Report every line of the records below that includes the string "Year".

————

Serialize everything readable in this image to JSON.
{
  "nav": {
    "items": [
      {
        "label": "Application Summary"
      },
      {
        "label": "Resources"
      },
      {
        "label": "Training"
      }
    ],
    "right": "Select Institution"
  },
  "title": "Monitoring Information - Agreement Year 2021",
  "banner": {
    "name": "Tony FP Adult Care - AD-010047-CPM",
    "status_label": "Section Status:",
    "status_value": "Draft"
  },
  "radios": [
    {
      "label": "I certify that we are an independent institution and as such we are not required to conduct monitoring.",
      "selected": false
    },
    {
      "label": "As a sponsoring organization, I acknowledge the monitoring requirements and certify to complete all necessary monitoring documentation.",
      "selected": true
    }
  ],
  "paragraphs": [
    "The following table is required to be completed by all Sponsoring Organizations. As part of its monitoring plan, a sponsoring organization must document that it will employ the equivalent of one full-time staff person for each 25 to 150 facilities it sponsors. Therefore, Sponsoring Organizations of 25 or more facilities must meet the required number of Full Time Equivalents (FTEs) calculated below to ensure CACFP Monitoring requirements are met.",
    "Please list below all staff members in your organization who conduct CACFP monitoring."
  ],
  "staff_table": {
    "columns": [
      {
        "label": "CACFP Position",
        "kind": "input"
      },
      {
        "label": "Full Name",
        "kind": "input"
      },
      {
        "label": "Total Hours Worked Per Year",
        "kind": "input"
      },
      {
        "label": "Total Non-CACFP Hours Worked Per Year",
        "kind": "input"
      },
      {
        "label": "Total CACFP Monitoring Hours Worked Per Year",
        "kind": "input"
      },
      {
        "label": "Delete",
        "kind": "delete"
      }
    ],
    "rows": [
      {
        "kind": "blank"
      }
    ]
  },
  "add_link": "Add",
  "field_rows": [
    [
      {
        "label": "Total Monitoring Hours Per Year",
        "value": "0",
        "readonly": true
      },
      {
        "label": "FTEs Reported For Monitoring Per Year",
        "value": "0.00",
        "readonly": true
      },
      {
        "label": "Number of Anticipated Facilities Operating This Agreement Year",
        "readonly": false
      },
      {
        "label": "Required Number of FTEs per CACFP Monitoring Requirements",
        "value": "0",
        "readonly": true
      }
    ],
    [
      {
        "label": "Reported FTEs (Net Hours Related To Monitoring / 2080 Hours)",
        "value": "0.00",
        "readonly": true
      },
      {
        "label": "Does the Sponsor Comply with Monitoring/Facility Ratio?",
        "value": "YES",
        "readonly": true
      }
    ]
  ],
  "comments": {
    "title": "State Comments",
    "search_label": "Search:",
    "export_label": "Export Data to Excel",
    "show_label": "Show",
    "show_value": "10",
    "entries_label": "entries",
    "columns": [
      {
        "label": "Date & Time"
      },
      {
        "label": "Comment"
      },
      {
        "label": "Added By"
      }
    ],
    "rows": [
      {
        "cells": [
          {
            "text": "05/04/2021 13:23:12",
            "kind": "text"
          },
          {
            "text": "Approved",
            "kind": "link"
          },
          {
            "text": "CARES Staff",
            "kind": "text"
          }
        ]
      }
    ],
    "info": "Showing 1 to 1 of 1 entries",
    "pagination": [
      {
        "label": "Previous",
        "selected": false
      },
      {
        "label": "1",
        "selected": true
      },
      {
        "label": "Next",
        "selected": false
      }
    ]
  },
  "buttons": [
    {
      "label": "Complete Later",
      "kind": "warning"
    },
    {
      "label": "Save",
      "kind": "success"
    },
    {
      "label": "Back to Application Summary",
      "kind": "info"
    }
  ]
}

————

» **Task response**
  "title": "Monitoring Information - Agreement Year 2021",
        "label": "Total Hours Worked Per Year",
        "label": "Total Non-CACFP Hours Worked Per Year",
        "label": "Total CACFP Monitoring Hours Worked Per Year",
        "label": "Total Monitoring Hours Per Year",
        "label": "FTEs Reported For Monitoring Per Year",
        "label": "Number of Anticipated Facilities Operating This Agreement Year",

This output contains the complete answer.